• n is the sample size

Example: Suppose a school administrator knows the national average score for a standardized test is 500 with a standard deviation of 50. A sample of 100 students from a new teaching program scores an average of 520. To determine if this program significantly differs from the national average:

Z =
520 - 500
 50 √100
=
 20 5
= 4

This Z-value would then be compared against a critical value from the Z-distribution table typically at a 0.05 significance level. The critical value for a 0.05 significance level is approximately ±1.96. The Z-value of 4 is greater than 1.96. Therefore, the null hypothesis is rejected and the score of this program is considered significantly different from the national average at the 0.05 significance level.

## Two-Sample Z-Test

The two-sample Z-test (or independent samples Z-test) compares the means from two independent groups to determine if there is a statistically significant difference between them.

Hypotheses

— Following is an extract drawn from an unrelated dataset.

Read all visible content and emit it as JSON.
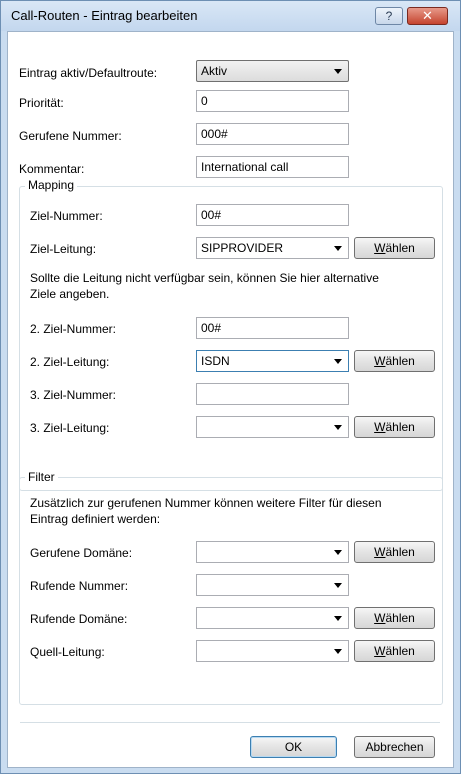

• Null Hypothesis (H0): The two population means have a difference of d (μ12=d). If d is 0, the null hypothesis states that the two population means are equal (μ12).
• Alternative Hypothesis (H1): The difference between two population means is not d (μ12≠d), which can also be directional (μ12>d or μ12<d). If d is 0, the alternative hypothesis becomes μ1≠μ2 , or μ12 or μ12 if it is directional.

Formula

The formula for calculating the Z-statistic in a two-sample Z-test is:

Z =
(x̅1 - x̅2) - (μ1 - μ2)
 σ12 n1
+
 σ22 n2

where:

• 1 and x̅2 are the sample means of groups 1 and 2, respectively
• μ1 and μ2 are the population means, with μ1 - μ2 = d. d is often hypothesized to be zero under the null hypothesis.
• σ1 and σ2 are the population standard deviations
• n1 and n2 are the sample sizes of the two groups

Example: Consider two groups of employees from different branches of a company undergoing training. Group A has 50 employees with an average score of 80 and a standard deviation of 10, and Group B has 50 employees with an average score of 75 and a standard deviation of 12. To test if there's a significant difference:

Z =
(80 - 75) - 0
 102 50
+
 122 50
=
 5 2.21
= 2.26

This Z-value is then compared to the critical Z-values to assess significance. The critical value of a 0.05 significance level is around ±1.95. The Z-value of 2.26 is more than 1.95. Therefore, the two group has significant difference at 0.05 significance level.

## Significance Level

The significance level (α) is a critical concept in hypothesis testing. It represents the probability threshold below which the null hypothesis will be rejected. Common levels are 0.05 (5%) or 0.01 (1%). The choice of α affects the Z-critical value, which is used to determine whether to reject the null hypothesis based on the computed Z-score.

• Critical Value: This is a point on the Z-distribution that the test statistic must exceed to reject the null hypothesis. For instance, at a 5% significance level in a two-tailed test, the critical values are approximately ±1.96. The significance level (probability) and critical value (Z-score) can be converted with each other the Z-distribution table or use our Z/P converter.

Using the above examples, if the computed Z-scores exceed the respective critical values, the null hypotheses in each case would be rejected, indicating a statistically significant difference as per the alternative hypotheses. These examples demonstrate how the Z-test is applied in different scenarios to test hypotheses concerning population means.